Between Gary and myself we ended up preferring hardness levels of around 110-120 mg/L. As these hardness levels result in a TDS of around 70-80 mg/L and the ideal is 100-150 mg/L I decided look at an addition to increase this and also to add some Sodium Chloride into the equation at around the 10 mg/L recommended value as given by the SCAA. I chose to make the addition with natural Sea Salt which contains about 70% NaCl but also potassium and other minerals that occur in ground water. This was the icing on the cake. The water ends up at about 120 mg/L TDS, 120 mg/L Carbonate Hardness and 60 mg/L alkalinity (2:1 ratio naturally occurs when Calcium Carbonate dissolves in the acidic water).
The final step in the process was to filter the water to remove and particular matter. I decided to go with a 5L Britta filter and BWT Mg+ filter cartridges. These cartridges filter the water and also exchange some of calcium ions with magnesium which, according to Maxwell from Colonna and Smalls, should increase sweetness again and also reduce scaling slightly, win win!
So why bother I hear you ask?
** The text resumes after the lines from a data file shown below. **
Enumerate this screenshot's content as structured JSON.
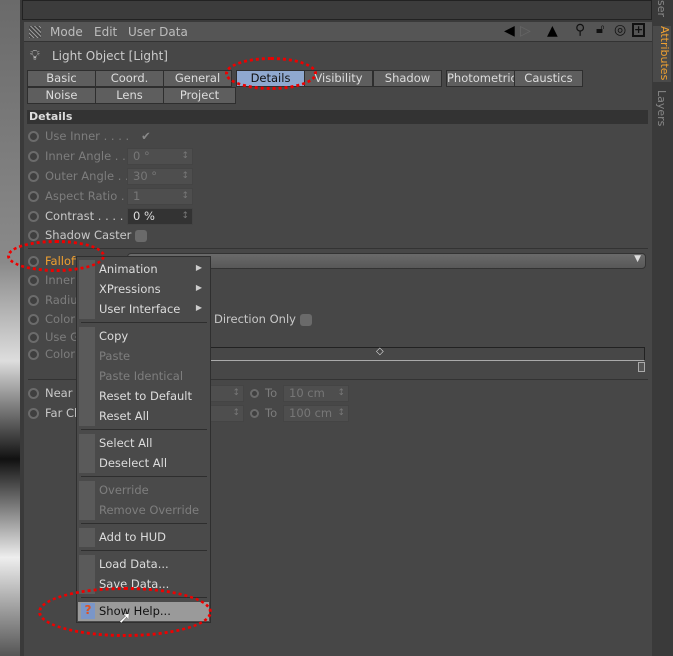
{
  "right_tabs": {
    "top": "ser",
    "attributes": "Attributes",
    "layers": "Layers"
  },
  "menubar": {
    "mode": "Mode",
    "edit": "Edit",
    "user_data": "User Data"
  },
  "object_title": "Light Object [Light]",
  "tabs": [
    "Basic",
    "Coord.",
    "General",
    "Details",
    "Visibility",
    "Shadow",
    "Photometric",
    "Caustics",
    "Noise",
    "Lens",
    "Project"
  ],
  "active_tab": "Details",
  "section": "Details",
  "fields": {
    "use_inner": "Use Inner . . . .",
    "inner_angle": "Inner Angle . .",
    "inner_angle_val": "0 °",
    "outer_angle": "Outer Angle . .",
    "outer_angle_val": "30 °",
    "aspect_ratio": "Aspect Ratio .",
    "aspect_ratio_val": "1",
    "contrast": "Contrast . . . . .",
    "contrast_val": "0 %",
    "shadow_caster": "Shadow Caster",
    "falloff": "Falloff",
    "inner": "Inner",
    "radius": "Radiu",
    "color1": "Color",
    "direction_only": "Direction Only",
    "use_g": "Use G",
    "color2": "Color",
    "near": "Near",
    "far": "Far Cl",
    "to": "To",
    "near_to_val": "10 cm",
    "far_to_val": "100 cm"
  },
  "context_menu": [
    {
      "label": "Animation",
      "submenu": true
    },
    {
      "label": "XPressions",
      "submenu": true
    },
    {
      "label": "User Interface",
      "submenu": true
    },
    {
      "label": "Copy"
    },
    {
      "label": "Paste",
      "disabled": true
    },
    {
      "label": "Paste Identical",
      "disabled": true
    },
    {
      "label": "Reset to Default"
    },
    {
      "label": "Reset All"
    },
    {
      "label": "Select All"
    },
    {
      "label": "Deselect All"
    },
    {
      "label": "Override",
      "disabled": true
    },
    {
      "label": "Remove Override",
      "disabled": true
    },
    {
      "label": "Add to HUD"
    },
    {
      "label": "Load Data..."
    },
    {
      "label": "Save Data..."
    },
    {
      "label": "Show Help...",
      "highlighted": true,
      "icon": "help-icon"
    }
  ],
  "colors": {
    "accent_tab": "#8fa8cf",
    "highlight_label": "#f0a030",
    "annotation": "#e00000"
  }
}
Well, having water of this spec means that you get extremely consistent and tasty brews. The resulting body and mouthfeel is optimised. The acidity and bass notes are balanced and increased sweetness is there as well (The NaCl seems to increase the perception of sweetness). The water is pretty stable to it won’t attack your espresso machine.
Are there any downsides? Yup, it’s a bit of a faff and at my preferred hardness levels you are going to get a small amount of scale in your espresso machine, however I believe that it’s worth it if you are using either bottled water or you live in a very soft water area. If you have naturally good water then I would recommend that you simply filter that as it will be lot easier and should result in a similar profile.
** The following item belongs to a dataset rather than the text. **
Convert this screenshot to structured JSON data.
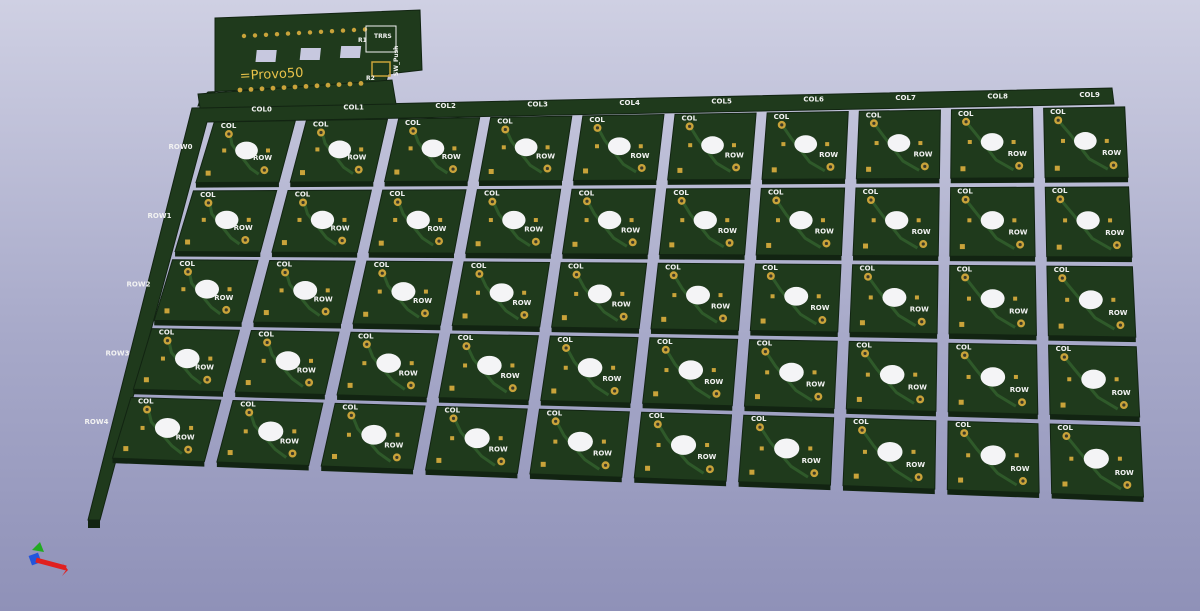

So what equipment do you need?
Pure Calcium Carbonate Powder (can be purchased from ebay) you use about 1-2g per 10L of brew water.
Posh Sea Salt (26g dissolved in 1L RO water)
A Soda Stream (I got mine from Argos for about £30)
RO/Distilled water – can buy from most aquatics centres – you will need a lot of this as it makes up the bulk of the brew water, 10p per L
TDS meter – from ebay/amazon for about £14
My spreadsheet to perform a couple of calculations during the process (Can be viewed online here or downloaded directly here)
A graduated 10ml pipette
A Britta filter and some BWT Mg+ filter cartridges
Finally, a pack of Sharpies or similar for marking up the bottles
What do I do with all this stuff?
Fill your Soda Stream bottle with RO water to the line. Lock it into the SS and blast it until safety valve pops (as per SS instructions)
Weigh 1.5g of Calcium Carbonate and add it to the fizzy RO water. Put lid on bottle quickly. Shake a few times.
Leave the resulting solution overnight in the sealed bottle so that the solids fall to the bottom of the bottle (this is important or you will end up with loads of sediment in your water which you don’t want and you may also increase the hardness after you have measured it)
Open the bottle and tip a small amount of water out of the bottle into a little cup.
Measure the TDS of the water, after leaving it to sit for a few mins to let the bubbles dissipate, I get the best reading from taking the TDS meter in and out of the water a few times. The reading will change but I go with the figure that comes up most often.
Once you have this TDS reading you then stick that into my spreadsheet and enter your desired brew water hardness. The spreadsheet will tell you how much of this Calcium water you need to add to how much RO water to make the desired hardness. It’s usually about 300-500ml Calcium water to make a 5L batch of brew water.
Once mixed well you then add 1ml of Sea Salt solution for every litre of brew water and stir again.
I then take this and filter it through a BWT Mg+ cartridge in a Britta 5L filter.